=== The task ===
Each line of the records needs to be written out exactly, with any image left out.

#### Extracted records

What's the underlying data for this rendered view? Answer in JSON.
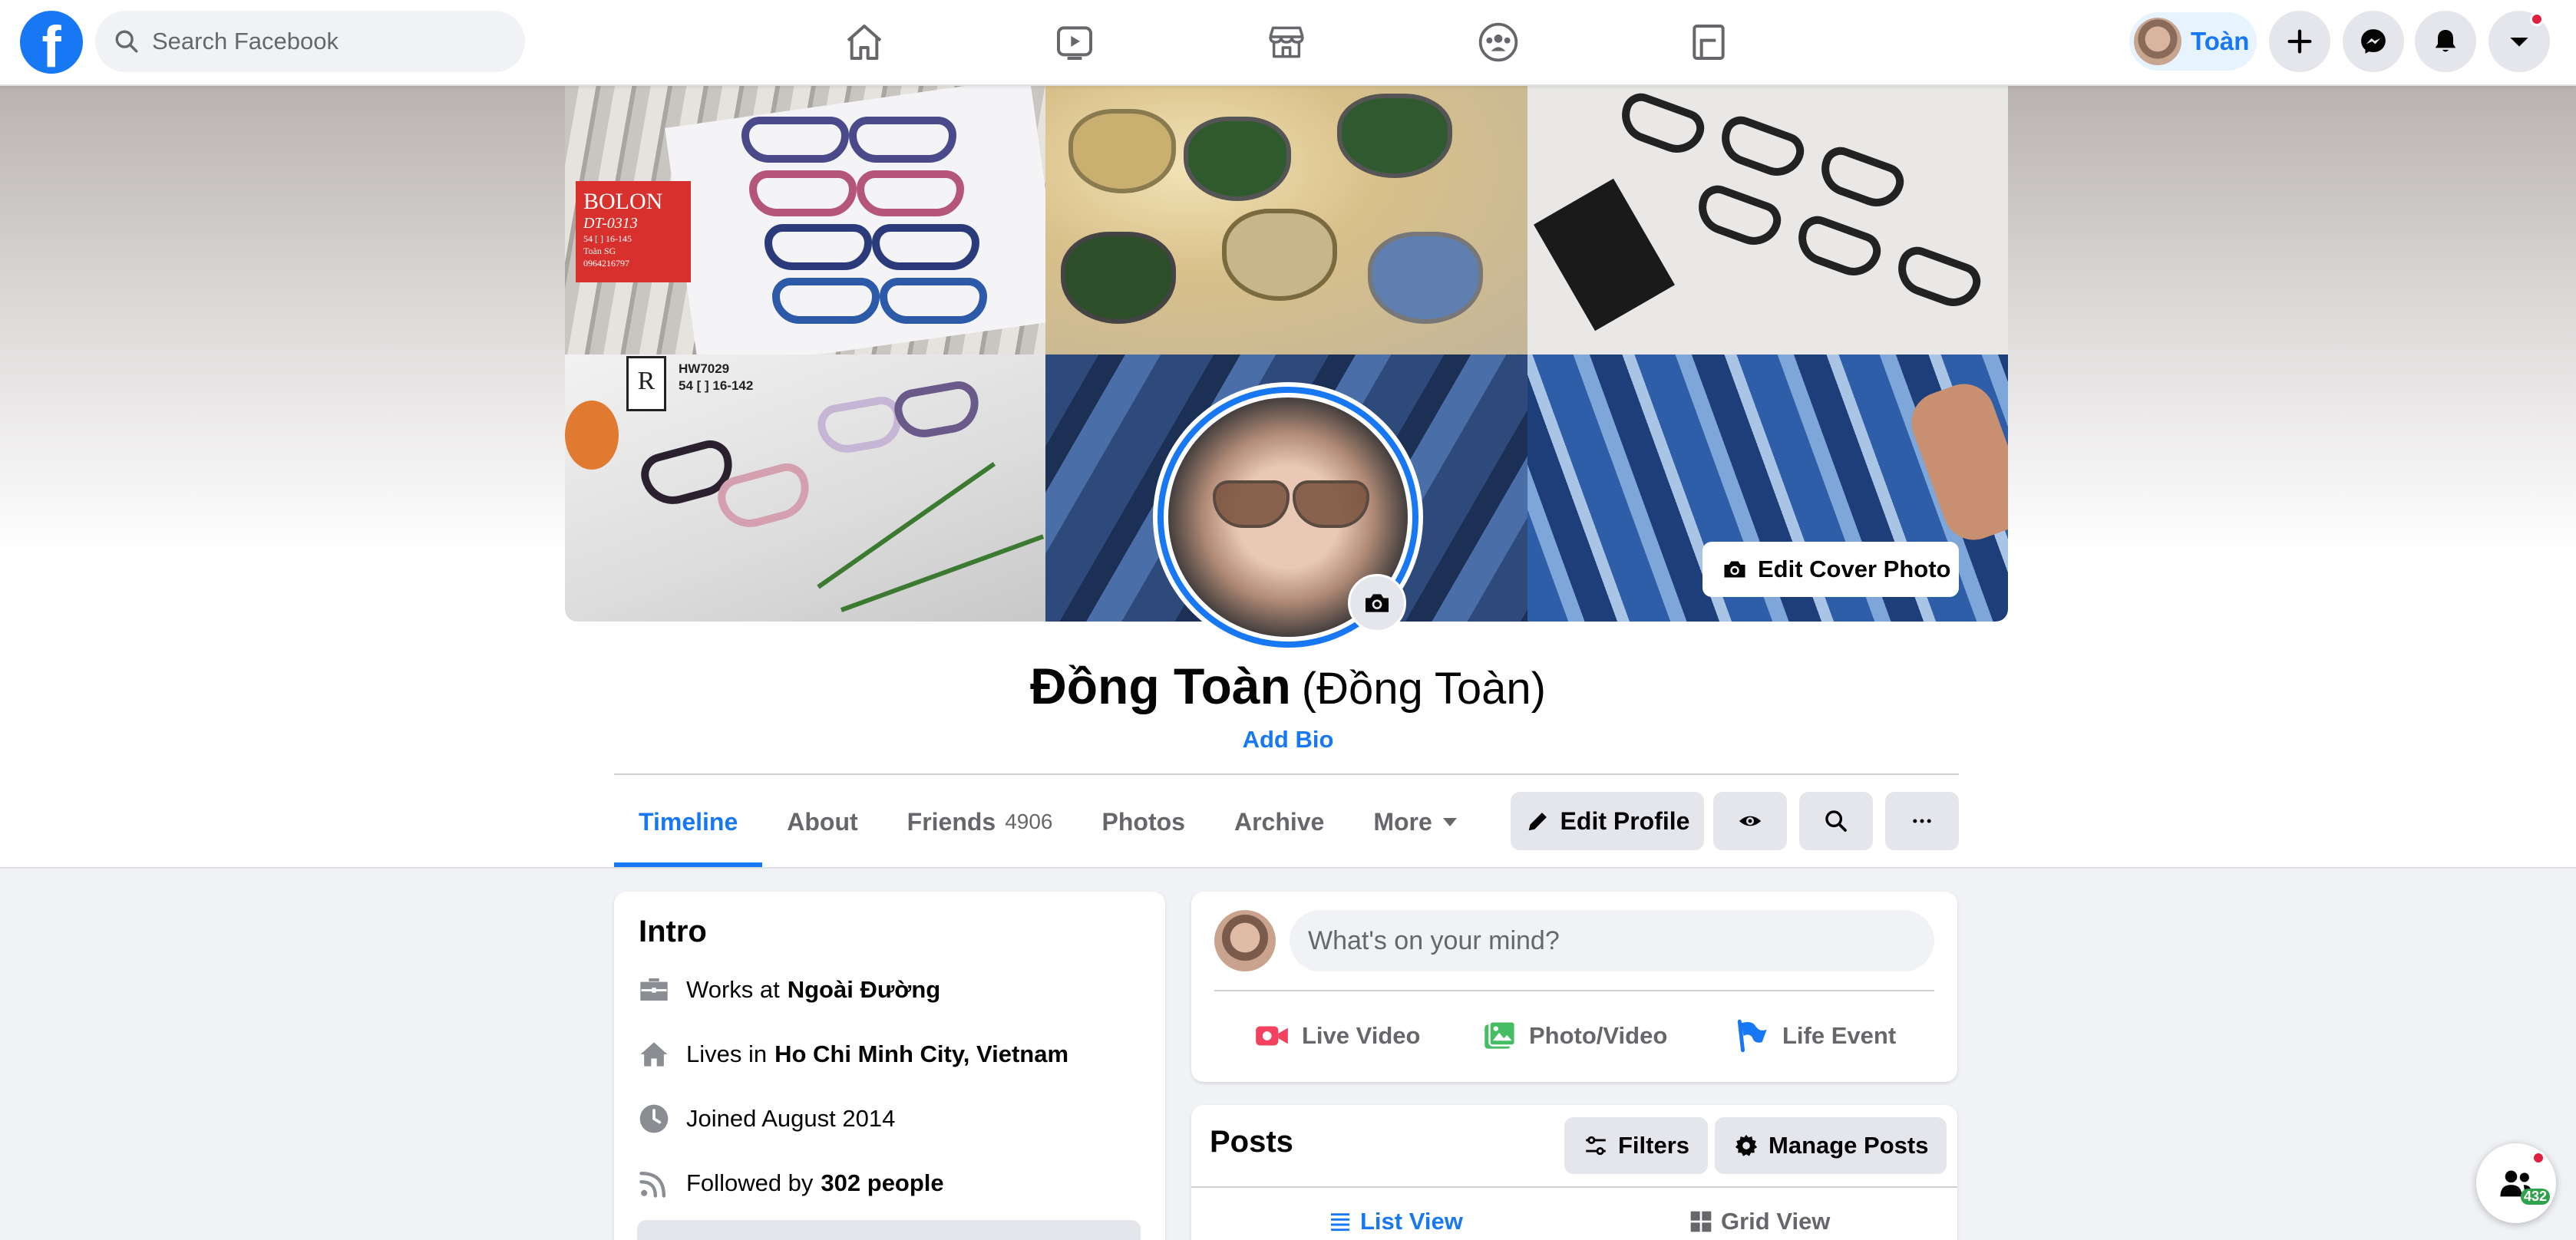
{
  "nav": {
    "logo_letter": "f",
    "search_placeholder": "Search Facebook",
    "icons": [
      "home-icon",
      "watch-icon",
      "marketplace-icon",
      "groups-icon",
      "gaming-icon"
    ],
    "user_chip_name": "Toàn"
  },
  "cover": {
    "edit_cover_label": "Edit Cover Photo",
    "bolon_brand": "BOLON",
    "bolon_code": "DT-0313",
    "bolon_size": "54 [ ] 16-145",
    "bolon_owner": "Toàn SG",
    "bolon_phone": "0964216797",
    "rr_logo": "R",
    "rr_model": "HW7029",
    "rr_size": "54 [ ] 16-142"
  },
  "profile": {
    "name": "Đồng Toàn",
    "alt_name": "(Đồng Toàn)",
    "add_bio": "Add Bio"
  },
  "tabs": [
    {
      "label": "Timeline"
    },
    {
      "label": "About"
    },
    {
      "label": "Friends",
      "count": "4906"
    },
    {
      "label": "Photos"
    },
    {
      "label": "Archive"
    },
    {
      "label": "More"
    }
  ],
  "actions": {
    "edit_profile": "Edit Profile"
  },
  "intro": {
    "title": "Intro",
    "work_prefix": "Works at",
    "work_place": "Ngoài Đường",
    "lives_prefix": "Lives in",
    "lives_place": "Ho Chi Minh City, Vietnam",
    "joined": "Joined August 2014",
    "followed_prefix": "Followed by",
    "followed_count": "302 people"
  },
  "composer": {
    "placeholder": "What's on your mind?",
    "live_video": "Live Video",
    "photo_video": "Photo/Video",
    "life_event": "Life Event"
  },
  "posts": {
    "title": "Posts",
    "filters": "Filters",
    "manage": "Manage Posts",
    "list_view": "List View",
    "grid_view": "Grid View"
  },
  "friends_float": {
    "count": "432"
  },
  "colors": {
    "brand": "#1877f2",
    "background": "#f0f2f5",
    "button_gray": "#e4e6eb",
    "live_red": "#f3425f",
    "photo_green": "#45bd62",
    "event_blue": "#1877f2"
  }
}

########

=== Answer to this problem ===
What's the underlying data for this rendered view? Answer in JSON.
{
  "nav": {
    "logo_letter": "f",
    "search_placeholder": "Search Facebook",
    "icons": [
      "home-icon",
      "watch-icon",
      "marketplace-icon",
      "groups-icon",
      "gaming-icon"
    ],
    "user_chip_name": "Toàn"
  },
  "cover": {
    "edit_cover_label": "Edit Cover Photo",
    "bolon_brand": "BOLON",
    "bolon_code": "DT-0313",
    "bolon_size": "54 [ ] 16-145",
    "bolon_owner": "Toàn SG",
    "bolon_phone": "0964216797",
    "rr_logo": "R",
    "rr_model": "HW7029",
    "rr_size": "54 [ ] 16-142"
  },
  "profile": {
    "name": "Đồng Toàn",
    "alt_name": "(Đồng Toàn)",
    "add_bio": "Add Bio"
  },
  "tabs": [
    {
      "label": "Timeline"
    },
    {
      "label": "About"
    },
    {
      "label": "Friends",
      "count": "4906"
    },
    {
      "label": "Photos"
    },
    {
      "label": "Archive"
    },
    {
      "label": "More"
    }
  ],
  "actions": {
    "edit_profile": "Edit Profile"
  },
  "intro": {
    "title": "Intro",
    "work_prefix": "Works at",
    "work_place": "Ngoài Đường",
    "lives_prefix": "Lives in",
    "lives_place": "Ho Chi Minh City, Vietnam",
    "joined": "Joined August 2014",
    "followed_prefix": "Followed by",
    "followed_count": "302 people"
  },
  "composer": {
    "placeholder": "What's on your mind?",
    "live_video": "Live Video",
    "photo_video": "Photo/Video",
    "life_event": "Life Event"
  },
  "posts": {
    "title": "Posts",
    "filters": "Filters",
    "manage": "Manage Posts",
    "list_view": "List View",
    "grid_view": "Grid View"
  },
  "friends_float": {
    "count": "432"
  },
  "colors": {
    "brand": "#1877f2",
    "background": "#f0f2f5",
    "button_gray": "#e4e6eb",
    "live_red": "#f3425f",
    "photo_green": "#45bd62",
    "event_blue": "#1877f2"
  }
}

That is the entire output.